The poor, rural consumers targeted by off-grid solutions are seen as more deserving than the beneficiaries of the grid.

This is misleading for several reasons, which I’ve written about before here. For one, we are likely wrong if we think the only way to use electricity to help the people who currently don’t have it in their homes is by putting a solar panel on their roof. The rural poor need a lot of things, like good jobs, good health care and good education for their kids. Electricity is an important input into many of these things and doesn’t necessarily have to be at someone’s home to provide those benefits. As I have argued, things like solar lanterns and solar home systems don’t currently provide even the services households seem to want, let alone support a robust commercial and industrial sector.

There are certainly examples of the press covering the benefits of the grid. For example, The Economist had a recent piece that was largely about grid electricity. But the coverage is disproportionately of the off-grid sector.

I’m not against solar home systems or solar lanterns. My concern is that those technologies are getting a disproportionate share of the media coverage relative to the potential benefits they can provide. If the ambitious entrepreneurs and foundation funding follow the media, we’re ignoring the most important part of the picture. And if policymakers follow the media’s lead and emphasize off-grid solutions, we’re overlooking much higher impact on-grid solutions.

To my mind, this is a huge omission. I hope we see more coverage of companies working on grid-scale solutions in the months to come.

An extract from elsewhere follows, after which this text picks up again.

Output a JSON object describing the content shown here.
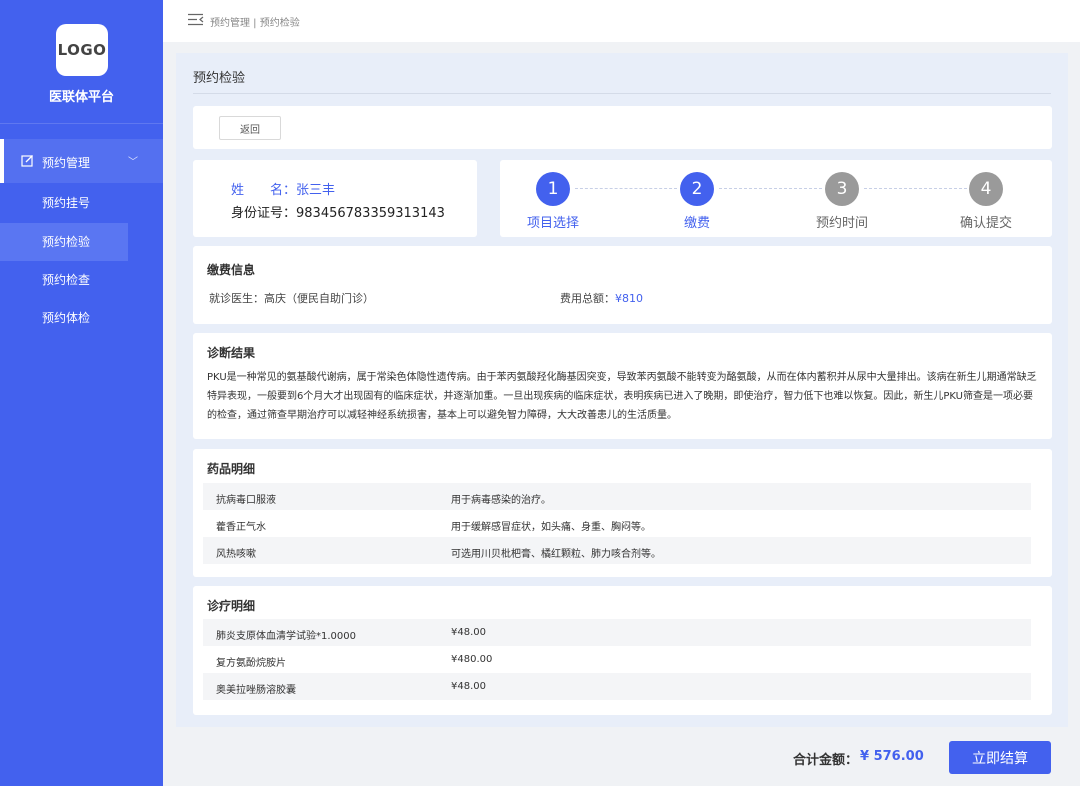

Catherine Wolfram is the Cora Jane Flood Professor of Business Administration and Faculty Director at the Haas School of Business at the University of California at Berkeley.

Reprinted with permission. Original column appears here.